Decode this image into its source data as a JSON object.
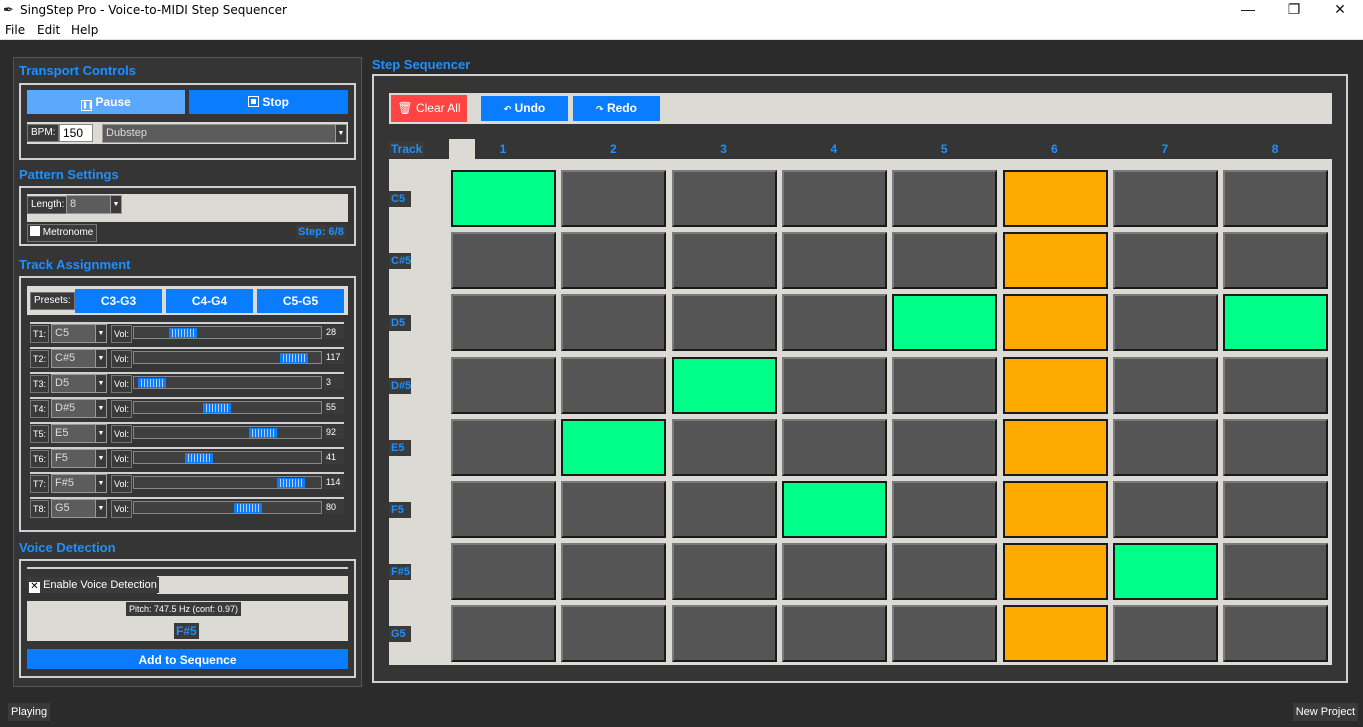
{
  "window": {
    "title": "SingStep Pro - Voice-to-MIDI Step Sequencer",
    "minimize": "—",
    "maximize": "❐",
    "close": "✕"
  },
  "menu": [
    "File",
    "Edit",
    "Help"
  ],
  "transport": {
    "title": "Transport Controls",
    "pause_label": "Pause",
    "stop_label": "Stop",
    "bpm_label": "BPM:",
    "bpm_value": "150",
    "genre_value": "Dubstep"
  },
  "pattern": {
    "title": "Pattern Settings",
    "length_label": "Length:",
    "length_value": "8",
    "metronome_label": "Metronome",
    "metronome_checked": false,
    "step_status": "Step: 6/8"
  },
  "tracks": {
    "title": "Track Assignment",
    "presets_label": "Presets:",
    "presets": [
      "C3-G3",
      "C4-G4",
      "C5-G5"
    ],
    "vol_label": "Vol:",
    "rows": [
      {
        "label": "T1:",
        "note": "C5",
        "vol": 28
      },
      {
        "label": "T2:",
        "note": "C#5",
        "vol": 117
      },
      {
        "label": "T3:",
        "note": "D5",
        "vol": 3
      },
      {
        "label": "T4:",
        "note": "D#5",
        "vol": 55
      },
      {
        "label": "T5:",
        "note": "E5",
        "vol": 92
      },
      {
        "label": "T6:",
        "note": "F5",
        "vol": 41
      },
      {
        "label": "T7:",
        "note": "F#5",
        "vol": 114
      },
      {
        "label": "T8:",
        "note": "G5",
        "vol": 80
      }
    ]
  },
  "voice": {
    "title": "Voice Detection",
    "enable_label": "Enable Voice Detection",
    "enable_checked": true,
    "pitch_text": "Pitch: 747.5 Hz (conf: 0.97)",
    "detected_note": "F#5",
    "add_label": "Add to Sequence"
  },
  "sequencer": {
    "title": "Step Sequencer",
    "clear_label": "Clear All",
    "undo_label": "Undo",
    "redo_label": "Redo",
    "track_header": "Track",
    "steps": [
      "1",
      "2",
      "3",
      "4",
      "5",
      "6",
      "7",
      "8"
    ],
    "current_step": 6,
    "rows": [
      "C5",
      "C#5",
      "D5",
      "D#5",
      "E5",
      "F5",
      "F#5",
      "G5"
    ],
    "active": [
      [
        1,
        0,
        0,
        0,
        0,
        0,
        0,
        0
      ],
      [
        0,
        0,
        0,
        0,
        0,
        0,
        0,
        0
      ],
      [
        0,
        0,
        0,
        0,
        1,
        0,
        0,
        1
      ],
      [
        0,
        0,
        1,
        0,
        0,
        0,
        0,
        0
      ],
      [
        0,
        1,
        0,
        0,
        0,
        0,
        0,
        0
      ],
      [
        0,
        0,
        0,
        1,
        0,
        0,
        0,
        0
      ],
      [
        0,
        0,
        0,
        0,
        0,
        0,
        1,
        0
      ],
      [
        0,
        0,
        0,
        0,
        0,
        0,
        0,
        0
      ]
    ],
    "colors": {
      "active": "#00ff88",
      "current": "#ffaa00",
      "off": "#555555"
    }
  },
  "status": {
    "left": "Playing",
    "right": "New Project"
  }
}
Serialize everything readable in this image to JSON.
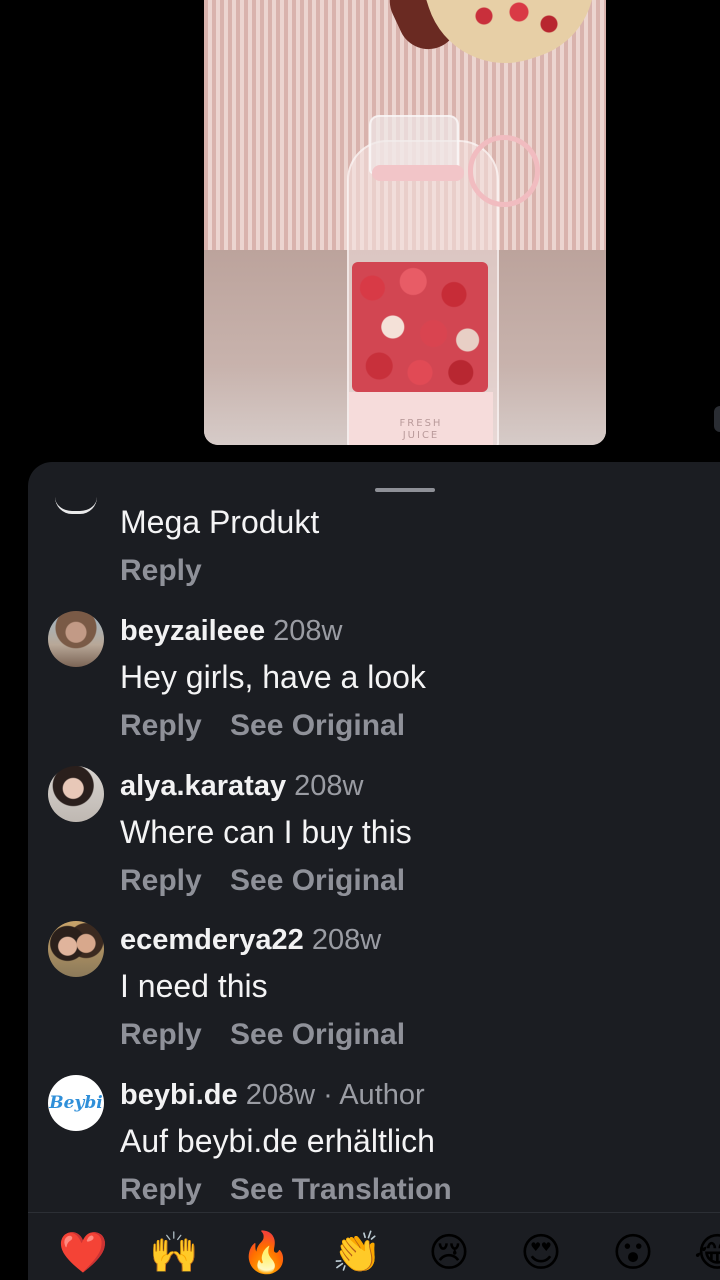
{
  "video": {
    "label_line1": "FRESH",
    "label_line2": "JUICE"
  },
  "comments": {
    "partial": {
      "text": "Mega Produkt",
      "reply_label": "Reply"
    },
    "items": [
      {
        "username": "beyzaileee",
        "meta": "208w",
        "text": "Hey girls, have a look",
        "reply_label": "Reply",
        "secondary_label": "See Original"
      },
      {
        "username": "alya.karatay",
        "meta": "208w",
        "text": "Where can I buy this",
        "reply_label": "Reply",
        "secondary_label": "See Original"
      },
      {
        "username": "ecemderya22",
        "meta": "208w",
        "text": "I need this",
        "reply_label": "Reply",
        "secondary_label": "See Original"
      },
      {
        "username": "beybi.de",
        "meta": "208w · Author",
        "avatar_logo_text": "Beybi",
        "text": "Auf beybi.de erhältlich",
        "reply_label": "Reply",
        "secondary_label": "See Translation"
      }
    ]
  },
  "emoji_bar": [
    "❤️",
    "🙌",
    "🔥",
    "👏",
    "😢",
    "😍",
    "😮",
    "😂"
  ],
  "colors": {
    "background": "#000000",
    "sheet": "#1b1d22",
    "primary_text": "#f4f4f5",
    "secondary_text": "#8f9199",
    "logo_blue": "#2f8fd9"
  }
}
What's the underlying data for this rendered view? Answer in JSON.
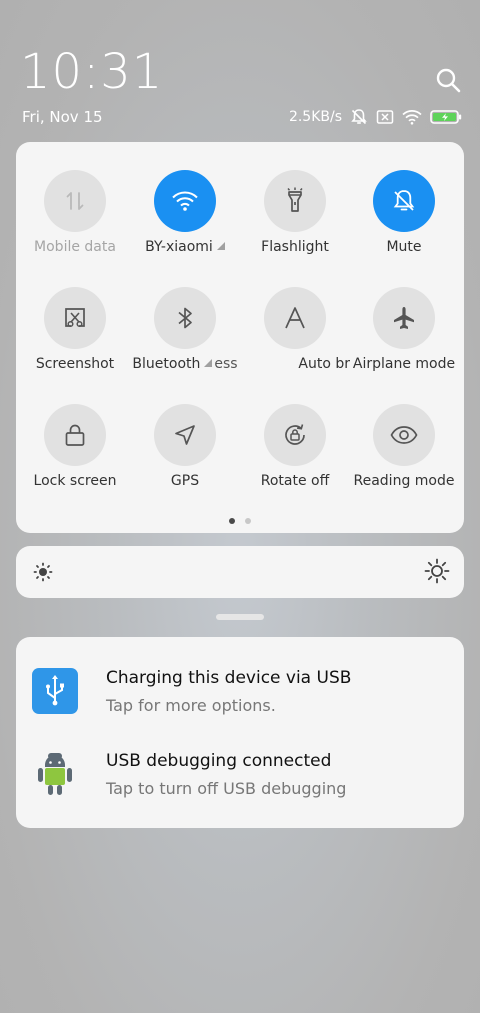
{
  "status": {
    "time": "10:31",
    "date": "Fri, Nov 15",
    "speed": "2.5KB/s"
  },
  "quick_settings": {
    "tiles": [
      {
        "label": "Mobile data",
        "icon": "mobile-data-icon",
        "state": "off"
      },
      {
        "label": "BY-xiaomi",
        "icon": "wifi-icon",
        "state": "on",
        "has_signal": true
      },
      {
        "label": "Flashlight",
        "icon": "flashlight-icon",
        "state": "neutral"
      },
      {
        "label": "Mute",
        "icon": "mute-icon",
        "state": "on"
      },
      {
        "label": "Screenshot",
        "icon": "screenshot-icon",
        "state": "neutral"
      },
      {
        "label": "Bluetooth",
        "icon": "bluetooth-icon",
        "state": "neutral",
        "has_signal": true
      },
      {
        "label": "ess",
        "icon": "",
        "state": "neutral"
      },
      {
        "label": "Auto br",
        "icon": "auto-brightness-icon",
        "state": "neutral"
      },
      {
        "label": "Airplane mode",
        "icon": "airplane-icon",
        "state": "neutral"
      },
      {
        "label": "Lock screen",
        "icon": "lock-icon",
        "state": "neutral"
      },
      {
        "label": "GPS",
        "icon": "gps-icon",
        "state": "neutral"
      },
      {
        "label": "Rotate off",
        "icon": "rotate-lock-icon",
        "state": "neutral"
      },
      {
        "label": "Reading mode",
        "icon": "eye-icon",
        "state": "neutral"
      }
    ],
    "page_count": 2,
    "active_page": 1
  },
  "notifications": [
    {
      "title": "Charging this device via USB",
      "text": "Tap for more options.",
      "icon": "usb-icon"
    },
    {
      "title": "USB debugging connected",
      "text": "Tap to turn off USB debugging",
      "icon": "android-debug-icon"
    }
  ],
  "colors": {
    "accent": "#1a90f2",
    "panel": "#f5f5f5",
    "tile_off": "#e1e1e1"
  }
}
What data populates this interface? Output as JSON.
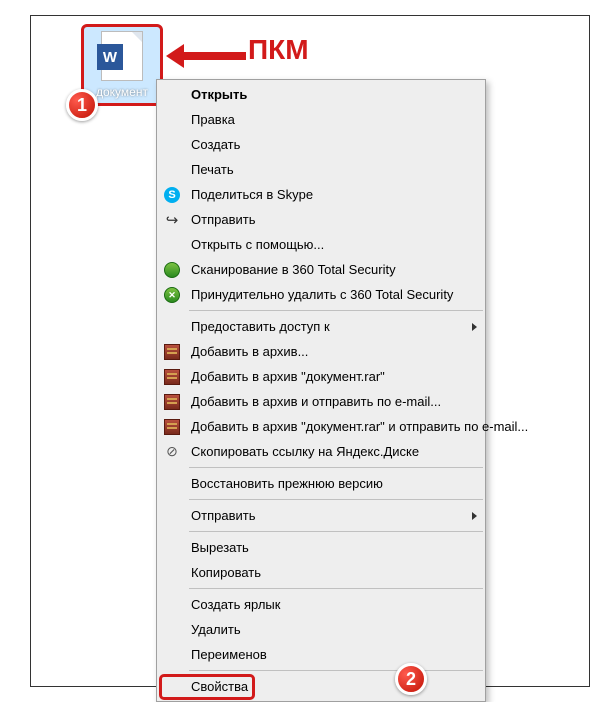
{
  "annotations": {
    "pkm_label": "ПКМ",
    "step1": "1",
    "step2": "2"
  },
  "file": {
    "name": "документ",
    "app_letter": "W"
  },
  "menu": {
    "open": "Открыть",
    "edit": "Правка",
    "create": "Создать",
    "print": "Печать",
    "share_skype": "Поделиться в Skype",
    "send_1": "Отправить",
    "open_with": "Открыть с помощью...",
    "scan_360": "Сканирование в 360 Total Security",
    "force_delete_360": "Принудительно удалить с  360 Total Security",
    "grant_access": "Предоставить доступ к",
    "rar_add": "Добавить в архив...",
    "rar_add_named": "Добавить в архив \"документ.rar\"",
    "rar_add_email": "Добавить в архив и отправить по e-mail...",
    "rar_add_named_email": "Добавить в архив \"документ.rar\" и отправить по e-mail...",
    "yadisk_copy": "Скопировать ссылку на Яндекс.Диске",
    "restore_prev": "Восстановить прежнюю версию",
    "send_2": "Отправить",
    "cut": "Вырезать",
    "copy": "Копировать",
    "create_shortcut": "Создать ярлык",
    "delete": "Удалить",
    "rename": "Переименов",
    "properties": "Свойства"
  }
}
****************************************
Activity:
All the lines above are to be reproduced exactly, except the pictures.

Result for this exercise:
Decode this image into its source data as a JSON object.
{
  "window": {
    "title": "SingStep Pro - Voice-to-MIDI Step Sequencer",
    "minimize": "—",
    "maximize": "❐",
    "close": "✕"
  },
  "menu": [
    "File",
    "Edit",
    "Help"
  ],
  "transport": {
    "title": "Transport Controls",
    "pause_label": "Pause",
    "stop_label": "Stop",
    "bpm_label": "BPM:",
    "bpm_value": "150",
    "genre_value": "Dubstep"
  },
  "pattern": {
    "title": "Pattern Settings",
    "length_label": "Length:",
    "length_value": "8",
    "metronome_label": "Metronome",
    "metronome_checked": false,
    "step_status": "Step: 6/8"
  },
  "tracks": {
    "title": "Track Assignment",
    "presets_label": "Presets:",
    "presets": [
      "C3-G3",
      "C4-G4",
      "C5-G5"
    ],
    "vol_label": "Vol:",
    "rows": [
      {
        "label": "T1:",
        "note": "C5",
        "vol": 28
      },
      {
        "label": "T2:",
        "note": "C#5",
        "vol": 117
      },
      {
        "label": "T3:",
        "note": "D5",
        "vol": 3
      },
      {
        "label": "T4:",
        "note": "D#5",
        "vol": 55
      },
      {
        "label": "T5:",
        "note": "E5",
        "vol": 92
      },
      {
        "label": "T6:",
        "note": "F5",
        "vol": 41
      },
      {
        "label": "T7:",
        "note": "F#5",
        "vol": 114
      },
      {
        "label": "T8:",
        "note": "G5",
        "vol": 80
      }
    ]
  },
  "voice": {
    "title": "Voice Detection",
    "enable_label": "Enable Voice Detection",
    "enable_checked": true,
    "pitch_text": "Pitch: 747.5 Hz (conf: 0.97)",
    "detected_note": "F#5",
    "add_label": "Add to Sequence"
  },
  "sequencer": {
    "title": "Step Sequencer",
    "clear_label": "Clear All",
    "undo_label": "Undo",
    "redo_label": "Redo",
    "track_header": "Track",
    "steps": [
      "1",
      "2",
      "3",
      "4",
      "5",
      "6",
      "7",
      "8"
    ],
    "current_step": 6,
    "rows": [
      "C5",
      "C#5",
      "D5",
      "D#5",
      "E5",
      "F5",
      "F#5",
      "G5"
    ],
    "active": [
      [
        1,
        0,
        0,
        0,
        0,
        0,
        0,
        0
      ],
      [
        0,
        0,
        0,
        0,
        0,
        0,
        0,
        0
      ],
      [
        0,
        0,
        0,
        0,
        1,
        0,
        0,
        1
      ],
      [
        0,
        0,
        1,
        0,
        0,
        0,
        0,
        0
      ],
      [
        0,
        1,
        0,
        0,
        0,
        0,
        0,
        0
      ],
      [
        0,
        0,
        0,
        1,
        0,
        0,
        0,
        0
      ],
      [
        0,
        0,
        0,
        0,
        0,
        0,
        1,
        0
      ],
      [
        0,
        0,
        0,
        0,
        0,
        0,
        0,
        0
      ]
    ],
    "colors": {
      "active": "#00ff88",
      "current": "#ffaa00",
      "off": "#555555"
    }
  },
  "status": {
    "left": "Playing",
    "right": "New Project"
  }
}
Serialize everything readable in this image to JSON.
{
  "video": {
    "label_line1": "FRESH",
    "label_line2": "JUICE"
  },
  "comments": {
    "partial": {
      "text": "Mega Produkt",
      "reply_label": "Reply"
    },
    "items": [
      {
        "username": "beyzaileee",
        "meta": "208w",
        "text": "Hey girls, have a look",
        "reply_label": "Reply",
        "secondary_label": "See Original"
      },
      {
        "username": "alya.karatay",
        "meta": "208w",
        "text": "Where can I buy this",
        "reply_label": "Reply",
        "secondary_label": "See Original"
      },
      {
        "username": "ecemderya22",
        "meta": "208w",
        "text": "I need this",
        "reply_label": "Reply",
        "secondary_label": "See Original"
      },
      {
        "username": "beybi.de",
        "meta": "208w · Author",
        "avatar_logo_text": "Beybi",
        "text": "Auf beybi.de erhältlich",
        "reply_label": "Reply",
        "secondary_label": "See Translation"
      }
    ]
  },
  "emoji_bar": [
    "❤️",
    "🙌",
    "🔥",
    "👏",
    "😢",
    "😍",
    "😮",
    "😂"
  ],
  "colors": {
    "background": "#000000",
    "sheet": "#1b1d22",
    "primary_text": "#f4f4f5",
    "secondary_text": "#8f9199",
    "logo_blue": "#2f8fd9"
  }
}
What's the underlying data for this rendered view? Answer in JSON.
{
  "status": {
    "time": "10:31",
    "date": "Fri, Nov 15",
    "speed": "2.5KB/s"
  },
  "quick_settings": {
    "tiles": [
      {
        "label": "Mobile data",
        "icon": "mobile-data-icon",
        "state": "off"
      },
      {
        "label": "BY-xiaomi",
        "icon": "wifi-icon",
        "state": "on",
        "has_signal": true
      },
      {
        "label": "Flashlight",
        "icon": "flashlight-icon",
        "state": "neutral"
      },
      {
        "label": "Mute",
        "icon": "mute-icon",
        "state": "on"
      },
      {
        "label": "Screenshot",
        "icon": "screenshot-icon",
        "state": "neutral"
      },
      {
        "label": "Bluetooth",
        "icon": "bluetooth-icon",
        "state": "neutral",
        "has_signal": true
      },
      {
        "label": "ess",
        "icon": "",
        "state": "neutral"
      },
      {
        "label": "Auto br",
        "icon": "auto-brightness-icon",
        "state": "neutral"
      },
      {
        "label": "Airplane mode",
        "icon": "airplane-icon",
        "state": "neutral"
      },
      {
        "label": "Lock screen",
        "icon": "lock-icon",
        "state": "neutral"
      },
      {
        "label": "GPS",
        "icon": "gps-icon",
        "state": "neutral"
      },
      {
        "label": "Rotate off",
        "icon": "rotate-lock-icon",
        "state": "neutral"
      },
      {
        "label": "Reading mode",
        "icon": "eye-icon",
        "state": "neutral"
      }
    ],
    "page_count": 2,
    "active_page": 1
  },
  "notifications": [
    {
      "title": "Charging this device via USB",
      "text": "Tap for more options.",
      "icon": "usb-icon"
    },
    {
      "title": "USB debugging connected",
      "text": "Tap to turn off USB debugging",
      "icon": "android-debug-icon"
    }
  ],
  "colors": {
    "accent": "#1a90f2",
    "panel": "#f5f5f5",
    "tile_off": "#e1e1e1"
  }
}
What data populates this interface? Output as JSON.
{
  "annotations": {
    "pkm_label": "ПКМ",
    "step1": "1",
    "step2": "2"
  },
  "file": {
    "name": "документ",
    "app_letter": "W"
  },
  "menu": {
    "open": "Открыть",
    "edit": "Правка",
    "create": "Создать",
    "print": "Печать",
    "share_skype": "Поделиться в Skype",
    "send_1": "Отправить",
    "open_with": "Открыть с помощью...",
    "scan_360": "Сканирование в 360 Total Security",
    "force_delete_360": "Принудительно удалить с  360 Total Security",
    "grant_access": "Предоставить доступ к",
    "rar_add": "Добавить в архив...",
    "rar_add_named": "Добавить в архив \"документ.rar\"",
    "rar_add_email": "Добавить в архив и отправить по e-mail...",
    "rar_add_named_email": "Добавить в архив \"документ.rar\" и отправить по e-mail...",
    "yadisk_copy": "Скопировать ссылку на Яндекс.Диске",
    "restore_prev": "Восстановить прежнюю версию",
    "send_2": "Отправить",
    "cut": "Вырезать",
    "copy": "Копировать",
    "create_shortcut": "Создать ярлык",
    "delete": "Удалить",
    "rename": "Переименов",
    "properties": "Свойства"
  }
}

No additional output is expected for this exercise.